Returning guest blogger, Kathleen Delaney, talks about why we read.
As you read this, I’m touring around Alaska. I’ve never been there before, and thought I’d better get up there before the glaciers melted and the polar bears became extinct. So, when my daughter-in-law asked me to come along with her, my daughter, and their two kids, I jumped at the chance. Her parents live there, I enjoy their company, and they were anxious to show our grandchildren and me the sights.
I’ve always been fascinated by Alaska. I’ve read a lot about it. Jack London’s tales, Jon Krakauer’s Into The Wild, Sue Henry’s mysteries, they have all fired my imagination, especially about the Iditarod. I can picture myself standing on the end of my sled, swathed in furs, shouting “mush, mush” to my eager team of Malamutes, lunging into their harnesses as we fly over frozen rivers, through dense forest, across the open tundra. The reality, of course, is a little different. A 73 year old one legged woman who hates being cold and whose potential dog team consists of one elderly German Shepherd and an Italian Greyhound has little chance of winning the Iditarod. Or for that matter, even starting it. But it doesn’t really matter because, thanks to all those books, I’ve been there. And when I’m touring Danali in the safety of the tour bus, or listening to the glacier crack up from the security of the boat deck, I’ll be able to look beyond them to those wild places where the books have already taken me.

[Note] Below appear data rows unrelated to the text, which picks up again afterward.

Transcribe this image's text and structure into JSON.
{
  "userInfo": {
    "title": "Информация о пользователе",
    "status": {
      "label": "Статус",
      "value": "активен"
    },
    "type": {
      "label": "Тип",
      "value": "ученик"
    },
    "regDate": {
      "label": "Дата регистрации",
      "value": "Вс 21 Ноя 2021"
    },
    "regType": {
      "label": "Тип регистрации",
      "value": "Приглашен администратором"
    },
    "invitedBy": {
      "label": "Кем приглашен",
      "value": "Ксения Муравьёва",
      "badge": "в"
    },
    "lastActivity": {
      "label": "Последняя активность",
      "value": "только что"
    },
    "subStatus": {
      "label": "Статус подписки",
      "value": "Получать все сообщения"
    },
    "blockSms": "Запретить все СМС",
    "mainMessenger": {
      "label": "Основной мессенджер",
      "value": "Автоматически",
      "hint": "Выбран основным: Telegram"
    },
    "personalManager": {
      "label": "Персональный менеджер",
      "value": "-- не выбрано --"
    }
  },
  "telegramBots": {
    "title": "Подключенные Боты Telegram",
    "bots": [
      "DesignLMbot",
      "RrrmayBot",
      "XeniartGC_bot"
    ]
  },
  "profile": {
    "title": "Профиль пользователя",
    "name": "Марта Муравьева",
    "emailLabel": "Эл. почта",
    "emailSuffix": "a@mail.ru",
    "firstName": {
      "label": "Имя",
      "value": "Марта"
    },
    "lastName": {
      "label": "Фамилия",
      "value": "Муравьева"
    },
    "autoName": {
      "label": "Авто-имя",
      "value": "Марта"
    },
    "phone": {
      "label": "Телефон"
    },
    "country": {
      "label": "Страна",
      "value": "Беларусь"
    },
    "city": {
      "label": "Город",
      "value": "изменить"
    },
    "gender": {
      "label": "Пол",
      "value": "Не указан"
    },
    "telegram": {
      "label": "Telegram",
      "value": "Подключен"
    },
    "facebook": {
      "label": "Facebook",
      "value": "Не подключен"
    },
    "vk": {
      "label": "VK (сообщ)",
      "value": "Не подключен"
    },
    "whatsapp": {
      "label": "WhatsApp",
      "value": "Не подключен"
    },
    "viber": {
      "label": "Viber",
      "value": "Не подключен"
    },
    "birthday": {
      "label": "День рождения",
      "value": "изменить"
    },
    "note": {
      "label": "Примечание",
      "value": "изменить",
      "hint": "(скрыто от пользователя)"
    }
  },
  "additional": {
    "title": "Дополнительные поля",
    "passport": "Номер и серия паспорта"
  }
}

My mother wanted to go to England. All her life she was fascinated by English history and she had no problem relaying that fascination to my brother and me. I knew the names of Henry VIII’s wives before I knew all the states and could give you the complete genealogy of the Plantagenets better than most English school children.
Mother never made it to England. She was a rotten traveler, planning her return trip home before she’d ever left. But I don’t think it really mattered. She knew the bookseller at 18 Charing Cross Road well, had walked the campus of Oxford with Harriet Vane, had wandered the moors with Heathcliff and was almost a permanent resident of St Mary Mead. She met hundreds of interesting people in her untraveled lifetime and had no end of adventures she would have been horrified to consider in real life.
I think that’s one of the reasons we read, fiction at least. There are very few of us who will ever stumble over a dead body and find ourselves being chased by the murderer through dark alleys because we discovered his identity. We’re almost guaranteed not to find a cure for a strange virus that threatens to destroy the world before midnight. We’ll never follow a covered wagon across the mountains, or be attacked by Indians, or visit Japan in the 17th century. And I don’t think very many of us will become bounty hunters and get our cars blown up. Of course, you never know—.
But in books, there is no limit to where we can go and who we can meet. Isn’t it wonderful?
Of course, we don’t read exclusively to have adventures, although they’re fun. We read primarily because of the people we meet. Think about it. The people you’ve met through reading, the ones you’ll never forget. Next time we’ll talk about them.
But now, if you’ll excuse me, I’m about to catch an airplane and I have this book—.